_WHAT THE EXERCISE ASKS_
Retype the full listing without altering anything.

_PROVIDED ENTRIES_
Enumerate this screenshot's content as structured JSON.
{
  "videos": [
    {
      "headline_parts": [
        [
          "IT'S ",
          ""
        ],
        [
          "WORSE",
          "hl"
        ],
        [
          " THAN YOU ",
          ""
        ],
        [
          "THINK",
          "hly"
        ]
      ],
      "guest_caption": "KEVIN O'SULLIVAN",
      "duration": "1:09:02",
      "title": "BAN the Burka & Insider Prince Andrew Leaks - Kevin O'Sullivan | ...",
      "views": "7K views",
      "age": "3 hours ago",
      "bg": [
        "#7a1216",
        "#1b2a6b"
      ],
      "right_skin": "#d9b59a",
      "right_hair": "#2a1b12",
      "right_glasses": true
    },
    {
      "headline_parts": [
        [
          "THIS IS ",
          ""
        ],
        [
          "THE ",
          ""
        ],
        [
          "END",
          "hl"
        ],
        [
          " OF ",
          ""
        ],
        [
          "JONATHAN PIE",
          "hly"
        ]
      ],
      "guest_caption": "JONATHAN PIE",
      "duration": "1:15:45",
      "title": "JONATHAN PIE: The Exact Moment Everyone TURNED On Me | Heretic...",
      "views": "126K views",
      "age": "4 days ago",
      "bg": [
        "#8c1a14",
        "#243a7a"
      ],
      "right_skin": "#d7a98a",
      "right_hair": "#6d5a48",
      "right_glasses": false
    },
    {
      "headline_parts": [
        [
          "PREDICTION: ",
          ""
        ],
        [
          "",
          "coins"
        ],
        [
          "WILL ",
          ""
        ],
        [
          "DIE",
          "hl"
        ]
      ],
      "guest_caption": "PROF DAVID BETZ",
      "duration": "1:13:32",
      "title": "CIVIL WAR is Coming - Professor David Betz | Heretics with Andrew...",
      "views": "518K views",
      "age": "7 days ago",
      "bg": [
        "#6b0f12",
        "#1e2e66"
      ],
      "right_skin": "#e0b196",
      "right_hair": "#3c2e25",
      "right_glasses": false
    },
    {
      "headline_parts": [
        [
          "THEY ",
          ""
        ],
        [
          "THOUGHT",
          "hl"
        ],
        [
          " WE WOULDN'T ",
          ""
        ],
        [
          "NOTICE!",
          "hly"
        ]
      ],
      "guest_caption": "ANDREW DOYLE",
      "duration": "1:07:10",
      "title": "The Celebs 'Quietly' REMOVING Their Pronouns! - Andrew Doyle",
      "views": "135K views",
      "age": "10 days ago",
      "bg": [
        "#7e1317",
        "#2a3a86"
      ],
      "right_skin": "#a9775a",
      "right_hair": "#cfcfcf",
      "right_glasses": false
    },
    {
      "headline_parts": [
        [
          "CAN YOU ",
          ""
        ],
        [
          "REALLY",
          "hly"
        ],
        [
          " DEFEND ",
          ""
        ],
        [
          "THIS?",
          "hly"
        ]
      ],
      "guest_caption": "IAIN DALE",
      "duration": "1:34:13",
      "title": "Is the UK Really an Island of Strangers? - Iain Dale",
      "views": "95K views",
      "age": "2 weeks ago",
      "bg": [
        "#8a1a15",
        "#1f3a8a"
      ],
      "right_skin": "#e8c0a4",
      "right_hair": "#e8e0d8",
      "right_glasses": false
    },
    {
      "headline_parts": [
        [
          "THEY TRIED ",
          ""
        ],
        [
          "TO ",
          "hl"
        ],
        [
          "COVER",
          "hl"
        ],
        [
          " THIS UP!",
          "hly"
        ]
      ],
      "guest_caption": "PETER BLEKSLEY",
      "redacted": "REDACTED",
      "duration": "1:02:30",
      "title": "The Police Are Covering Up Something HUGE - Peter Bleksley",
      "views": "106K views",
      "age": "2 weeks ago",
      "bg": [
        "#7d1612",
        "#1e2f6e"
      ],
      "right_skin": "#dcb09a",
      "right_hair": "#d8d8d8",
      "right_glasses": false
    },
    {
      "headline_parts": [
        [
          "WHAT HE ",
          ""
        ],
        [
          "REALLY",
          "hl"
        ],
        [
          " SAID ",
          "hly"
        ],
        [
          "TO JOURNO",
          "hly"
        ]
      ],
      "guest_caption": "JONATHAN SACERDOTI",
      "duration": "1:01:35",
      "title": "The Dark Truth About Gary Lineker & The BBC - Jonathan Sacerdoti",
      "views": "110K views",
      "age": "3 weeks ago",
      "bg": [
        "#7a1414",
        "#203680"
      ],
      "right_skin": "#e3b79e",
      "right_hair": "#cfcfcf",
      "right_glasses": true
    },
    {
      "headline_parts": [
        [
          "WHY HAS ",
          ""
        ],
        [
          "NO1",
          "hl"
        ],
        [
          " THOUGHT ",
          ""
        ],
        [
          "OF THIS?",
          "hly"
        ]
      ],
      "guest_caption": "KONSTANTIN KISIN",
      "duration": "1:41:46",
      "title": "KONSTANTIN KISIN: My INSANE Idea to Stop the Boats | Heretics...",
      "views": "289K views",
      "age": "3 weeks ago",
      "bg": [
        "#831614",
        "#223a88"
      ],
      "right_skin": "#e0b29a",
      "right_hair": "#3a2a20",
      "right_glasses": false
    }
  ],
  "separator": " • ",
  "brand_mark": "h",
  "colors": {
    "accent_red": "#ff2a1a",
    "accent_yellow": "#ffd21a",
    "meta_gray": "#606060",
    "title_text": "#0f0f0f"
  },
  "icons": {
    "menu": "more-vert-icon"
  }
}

_SOLUTION TO THE PROBLEM_
Enumerate this screenshot's content as structured JSON.
{
  "videos": [
    {
      "headline_parts": [
        [
          "IT'S ",
          ""
        ],
        [
          "WORSE",
          "hl"
        ],
        [
          " THAN YOU ",
          ""
        ],
        [
          "THINK",
          "hly"
        ]
      ],
      "guest_caption": "KEVIN O'SULLIVAN",
      "duration": "1:09:02",
      "title": "BAN the Burka & Insider Prince Andrew Leaks - Kevin O'Sullivan | ...",
      "views": "7K views",
      "age": "3 hours ago",
      "bg": [
        "#7a1216",
        "#1b2a6b"
      ],
      "right_skin": "#d9b59a",
      "right_hair": "#2a1b12",
      "right_glasses": true
    },
    {
      "headline_parts": [
        [
          "THIS IS ",
          ""
        ],
        [
          "THE ",
          ""
        ],
        [
          "END",
          "hl"
        ],
        [
          " OF ",
          ""
        ],
        [
          "JONATHAN PIE",
          "hly"
        ]
      ],
      "guest_caption": "JONATHAN PIE",
      "duration": "1:15:45",
      "title": "JONATHAN PIE: The Exact Moment Everyone TURNED On Me | Heretic...",
      "views": "126K views",
      "age": "4 days ago",
      "bg": [
        "#8c1a14",
        "#243a7a"
      ],
      "right_skin": "#d7a98a",
      "right_hair": "#6d5a48",
      "right_glasses": false
    },
    {
      "headline_parts": [
        [
          "PREDICTION: ",
          ""
        ],
        [
          "",
          "coins"
        ],
        [
          "WILL ",
          ""
        ],
        [
          "DIE",
          "hl"
        ]
      ],
      "guest_caption": "PROF DAVID BETZ",
      "duration": "1:13:32",
      "title": "CIVIL WAR is Coming - Professor David Betz | Heretics with Andrew...",
      "views": "518K views",
      "age": "7 days ago",
      "bg": [
        "#6b0f12",
        "#1e2e66"
      ],
      "right_skin": "#e0b196",
      "right_hair": "#3c2e25",
      "right_glasses": false
    },
    {
      "headline_parts": [
        [
          "THEY ",
          ""
        ],
        [
          "THOUGHT",
          "hl"
        ],
        [
          " WE WOULDN'T ",
          ""
        ],
        [
          "NOTICE!",
          "hly"
        ]
      ],
      "guest_caption": "ANDREW DOYLE",
      "duration": "1:07:10",
      "title": "The Celebs 'Quietly' REMOVING Their Pronouns! - Andrew Doyle",
      "views": "135K views",
      "age": "10 days ago",
      "bg": [
        "#7e1317",
        "#2a3a86"
      ],
      "right_skin": "#a9775a",
      "right_hair": "#cfcfcf",
      "right_glasses": false
    },
    {
      "headline_parts": [
        [
          "CAN YOU ",
          ""
        ],
        [
          "REALLY",
          "hly"
        ],
        [
          " DEFEND ",
          ""
        ],
        [
          "THIS?",
          "hly"
        ]
      ],
      "guest_caption": "IAIN DALE",
      "duration": "1:34:13",
      "title": "Is the UK Really an Island of Strangers? - Iain Dale",
      "views": "95K views",
      "age": "2 weeks ago",
      "bg": [
        "#8a1a15",
        "#1f3a8a"
      ],
      "right_skin": "#e8c0a4",
      "right_hair": "#e8e0d8",
      "right_glasses": false
    },
    {
      "headline_parts": [
        [
          "THEY TRIED ",
          ""
        ],
        [
          "TO ",
          "hl"
        ],
        [
          "COVER",
          "hl"
        ],
        [
          " THIS UP!",
          "hly"
        ]
      ],
      "guest_caption": "PETER BLEKSLEY",
      "redacted": "REDACTED",
      "duration": "1:02:30",
      "title": "The Police Are Covering Up Something HUGE - Peter Bleksley",
      "views": "106K views",
      "age": "2 weeks ago",
      "bg": [
        "#7d1612",
        "#1e2f6e"
      ],
      "right_skin": "#dcb09a",
      "right_hair": "#d8d8d8",
      "right_glasses": false
    },
    {
      "headline_parts": [
        [
          "WHAT HE ",
          ""
        ],
        [
          "REALLY",
          "hl"
        ],
        [
          " SAID ",
          "hly"
        ],
        [
          "TO JOURNO",
          "hly"
        ]
      ],
      "guest_caption": "JONATHAN SACERDOTI",
      "duration": "1:01:35",
      "title": "The Dark Truth About Gary Lineker & The BBC - Jonathan Sacerdoti",
      "views": "110K views",
      "age": "3 weeks ago",
      "bg": [
        "#7a1414",
        "#203680"
      ],
      "right_skin": "#e3b79e",
      "right_hair": "#cfcfcf",
      "right_glasses": true
    },
    {
      "headline_parts": [
        [
          "WHY HAS ",
          ""
        ],
        [
          "NO1",
          "hl"
        ],
        [
          " THOUGHT ",
          ""
        ],
        [
          "OF THIS?",
          "hly"
        ]
      ],
      "guest_caption": "KONSTANTIN KISIN",
      "duration": "1:41:46",
      "title": "KONSTANTIN KISIN: My INSANE Idea to Stop the Boats | Heretics...",
      "views": "289K views",
      "age": "3 weeks ago",
      "bg": [
        "#831614",
        "#223a88"
      ],
      "right_skin": "#e0b29a",
      "right_hair": "#3a2a20",
      "right_glasses": false
    }
  ],
  "separator": " • ",
  "brand_mark": "h",
  "colors": {
    "accent_red": "#ff2a1a",
    "accent_yellow": "#ffd21a",
    "meta_gray": "#606060",
    "title_text": "#0f0f0f"
  },
  "icons": {
    "menu": "more-vert-icon"
  }
}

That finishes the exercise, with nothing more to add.